**Task brief**.
An exact copy of the records is needed; please leave the images out.

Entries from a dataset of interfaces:
=== Section Start ===

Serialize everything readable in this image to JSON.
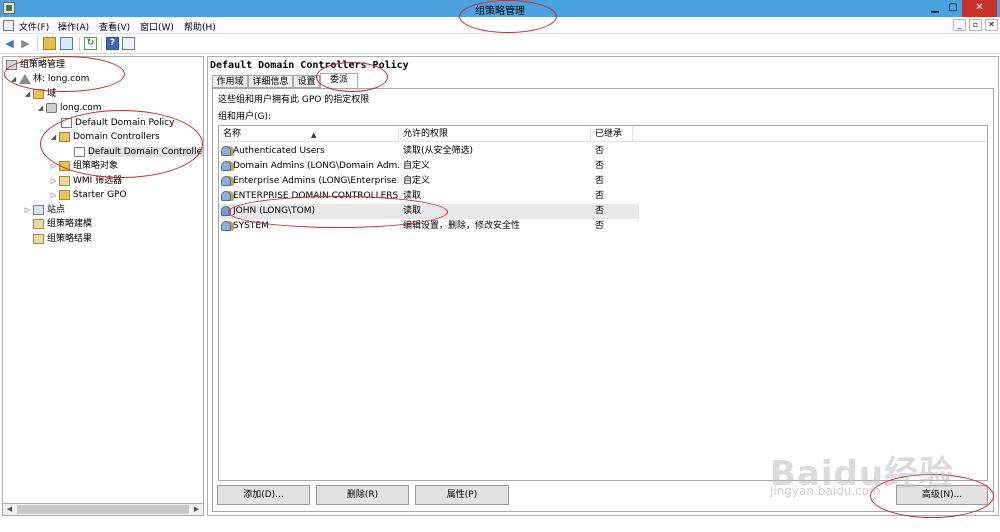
{
  "window": {
    "title": "组策略管理",
    "min_glyph": "▁",
    "max_glyph": "▢",
    "close_glyph": "✕"
  },
  "menubar": {
    "items": [
      "文件(F)",
      "操作(A)",
      "查看(V)",
      "窗口(W)",
      "帮助(H)"
    ],
    "mdi_buttons": [
      "_",
      "▫",
      "✕"
    ]
  },
  "toolbar": {
    "icons": [
      "back-icon",
      "forward-icon",
      "up-folder-icon",
      "show-hide-tree-icon",
      "refresh-icon",
      "help-icon",
      "action-pane-icon"
    ]
  },
  "tree": {
    "root": "组策略管理",
    "forest": "林: long.com",
    "domains": "域",
    "domain": "long.com",
    "default_domain_policy": "Default Domain Policy",
    "domain_controllers": "Domain Controllers",
    "default_dc_policy": "Default Domain Controllers",
    "gpo_objects": "组策略对象",
    "wmi_filters": "WMI 筛选器",
    "starter_gpo": "Starter GPO",
    "sites": "站点",
    "modeling": "组策略建模",
    "results": "组策略结果"
  },
  "panel": {
    "title": "Default Domain Controllers Policy",
    "tabs": [
      "作用域",
      "详细信息",
      "设置",
      "委派"
    ],
    "active_tab": "委派",
    "description": "这些组和用户拥有此 GPO 的指定权限",
    "groups_label": "组和用户(G):"
  },
  "table": {
    "columns": [
      "名称",
      "允许的权限",
      "已继承"
    ],
    "rows": [
      {
        "name": "Authenticated Users",
        "permission": "读取(从安全筛选)",
        "inherited": "否"
      },
      {
        "name": "Domain Admins (LONG\\Domain Adm...",
        "permission": "自定义",
        "inherited": "否"
      },
      {
        "name": "Enterprise Admins (LONG\\Enterprise ...",
        "permission": "自定义",
        "inherited": "否"
      },
      {
        "name": "ENTERPRISE DOMAIN CONTROLLERS",
        "permission": "读取",
        "inherited": "否"
      },
      {
        "name": "JOHN (LONG\\TOM)",
        "permission": "读取",
        "inherited": "否"
      },
      {
        "name": "SYSTEM",
        "permission": "编辑设置，删除，修改安全性",
        "inherited": "否"
      }
    ],
    "selected_row": "JOHN (LONG\\TOM)"
  },
  "buttons": {
    "add": "添加(D)...",
    "remove": "删除(R)",
    "properties": "属性(P)",
    "advanced": "高级(N)..."
  },
  "watermark": {
    "brand": "Baidu经验",
    "url": "jingyan.baidu.com"
  },
  "annotation_color": "#d4242c"
}
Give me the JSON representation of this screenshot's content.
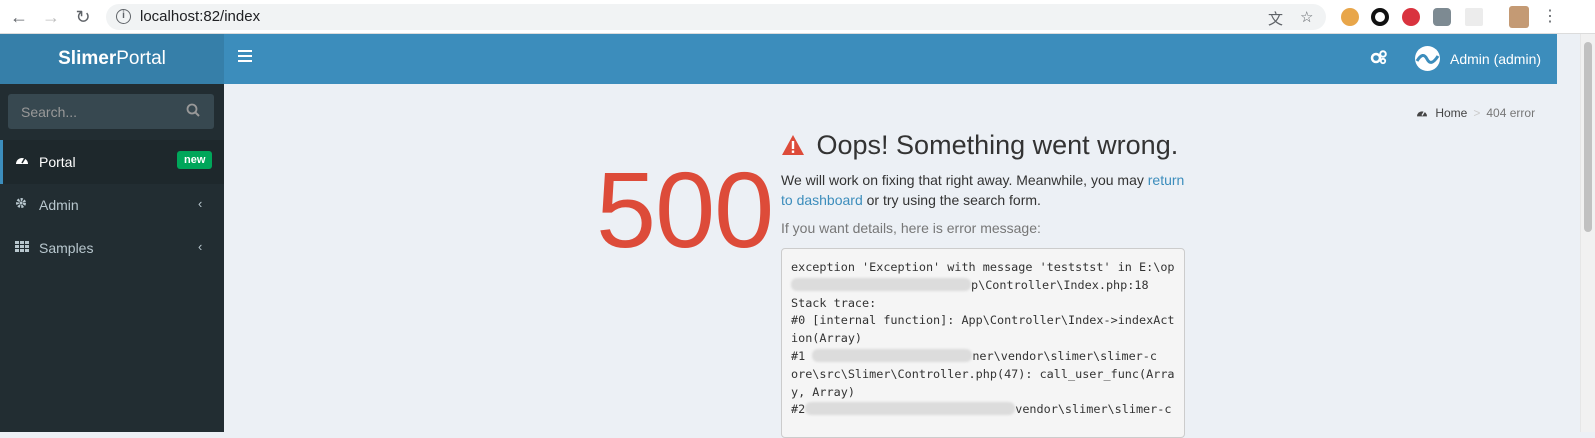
{
  "browser": {
    "url": "localhost:82/index"
  },
  "header": {
    "logo_bold": "Slimer",
    "logo_light": "Portal",
    "user": "Admin (admin)"
  },
  "sidebar": {
    "search_placeholder": "Search...",
    "items": [
      {
        "label": "Portal",
        "icon": "dashboard-icon",
        "badge": "new",
        "active": true
      },
      {
        "label": "Admin",
        "icon": "gear-icon"
      },
      {
        "label": "Samples",
        "icon": "grid-icon"
      }
    ]
  },
  "breadcrumb": {
    "home": "Home",
    "current": "404 error"
  },
  "error": {
    "code": "500",
    "title": "Oops! Something went wrong.",
    "msg_before": "We will work on fixing that right away. Meanwhile, you may ",
    "link": "return to dashboard",
    "msg_after": " or try using the search form.",
    "details_label": "If you want details, here is error message:",
    "trace_lines": [
      "exception 'Exception' with message 'teststst' in E:\\op",
      "p\\Controller\\Index.php:18",
      "Stack trace:",
      "#0 [internal function]: App\\Controller\\Index->indexAct",
      "ion(Array)",
      "ner\\vendor\\slimer\\slimer-c",
      "ore\\src\\Slimer\\Controller.php(47): call_user_func(Arra",
      "y, Array)",
      "vendor\\slimer\\slimer-c"
    ],
    "trace_prefix_1": "#1 ",
    "trace_prefix_2": "#2"
  },
  "colors": {
    "header": "#3c8dbc",
    "logo_bg": "#367fa9",
    "sidebar": "#222d32",
    "error_red": "#dd4b39",
    "badge_green": "#00a65a"
  }
}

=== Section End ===

**Answer to this problem**.
Serialize everything readable in this image to JSON.
{
  "window": {
    "title": "组策略管理",
    "min_glyph": "▁",
    "max_glyph": "▢",
    "close_glyph": "✕"
  },
  "menubar": {
    "items": [
      "文件(F)",
      "操作(A)",
      "查看(V)",
      "窗口(W)",
      "帮助(H)"
    ],
    "mdi_buttons": [
      "_",
      "▫",
      "✕"
    ]
  },
  "toolbar": {
    "icons": [
      "back-icon",
      "forward-icon",
      "up-folder-icon",
      "show-hide-tree-icon",
      "refresh-icon",
      "help-icon",
      "action-pane-icon"
    ]
  },
  "tree": {
    "root": "组策略管理",
    "forest": "林: long.com",
    "domains": "域",
    "domain": "long.com",
    "default_domain_policy": "Default Domain Policy",
    "domain_controllers": "Domain Controllers",
    "default_dc_policy": "Default Domain Controllers",
    "gpo_objects": "组策略对象",
    "wmi_filters": "WMI 筛选器",
    "starter_gpo": "Starter GPO",
    "sites": "站点",
    "modeling": "组策略建模",
    "results": "组策略结果"
  },
  "panel": {
    "title": "Default Domain Controllers Policy",
    "tabs": [
      "作用域",
      "详细信息",
      "设置",
      "委派"
    ],
    "active_tab": "委派",
    "description": "这些组和用户拥有此 GPO 的指定权限",
    "groups_label": "组和用户(G):"
  },
  "table": {
    "columns": [
      "名称",
      "允许的权限",
      "已继承"
    ],
    "rows": [
      {
        "name": "Authenticated Users",
        "permission": "读取(从安全筛选)",
        "inherited": "否"
      },
      {
        "name": "Domain Admins (LONG\\Domain Adm...",
        "permission": "自定义",
        "inherited": "否"
      },
      {
        "name": "Enterprise Admins (LONG\\Enterprise ...",
        "permission": "自定义",
        "inherited": "否"
      },
      {
        "name": "ENTERPRISE DOMAIN CONTROLLERS",
        "permission": "读取",
        "inherited": "否"
      },
      {
        "name": "JOHN (LONG\\TOM)",
        "permission": "读取",
        "inherited": "否"
      },
      {
        "name": "SYSTEM",
        "permission": "编辑设置，删除，修改安全性",
        "inherited": "否"
      }
    ],
    "selected_row": "JOHN (LONG\\TOM)"
  },
  "buttons": {
    "add": "添加(D)...",
    "remove": "删除(R)",
    "properties": "属性(P)",
    "advanced": "高级(N)..."
  },
  "watermark": {
    "brand": "Baidu经验",
    "url": "jingyan.baidu.com"
  },
  "annotation_color": "#d4242c"
}
Give me the JSON representation of this screenshot's content.
{
  "browser": {
    "url": "localhost:82/index"
  },
  "header": {
    "logo_bold": "Slimer",
    "logo_light": "Portal",
    "user": "Admin (admin)"
  },
  "sidebar": {
    "search_placeholder": "Search...",
    "items": [
      {
        "label": "Portal",
        "icon": "dashboard-icon",
        "badge": "new",
        "active": true
      },
      {
        "label": "Admin",
        "icon": "gear-icon"
      },
      {
        "label": "Samples",
        "icon": "grid-icon"
      }
    ]
  },
  "breadcrumb": {
    "home": "Home",
    "current": "404 error"
  },
  "error": {
    "code": "500",
    "title": "Oops! Something went wrong.",
    "msg_before": "We will work on fixing that right away. Meanwhile, you may ",
    "link": "return to dashboard",
    "msg_after": " or try using the search form.",
    "details_label": "If you want details, here is error message:",
    "trace_lines": [
      "exception 'Exception' with message 'teststst' in E:\\op",
      "p\\Controller\\Index.php:18",
      "Stack trace:",
      "#0 [internal function]: App\\Controller\\Index->indexAct",
      "ion(Array)",
      "ner\\vendor\\slimer\\slimer-c",
      "ore\\src\\Slimer\\Controller.php(47): call_user_func(Arra",
      "y, Array)",
      "vendor\\slimer\\slimer-c"
    ],
    "trace_prefix_1": "#1 ",
    "trace_prefix_2": "#2"
  },
  "colors": {
    "header": "#3c8dbc",
    "logo_bg": "#367fa9",
    "sidebar": "#222d32",
    "error_red": "#dd4b39",
    "badge_green": "#00a65a"
  }
}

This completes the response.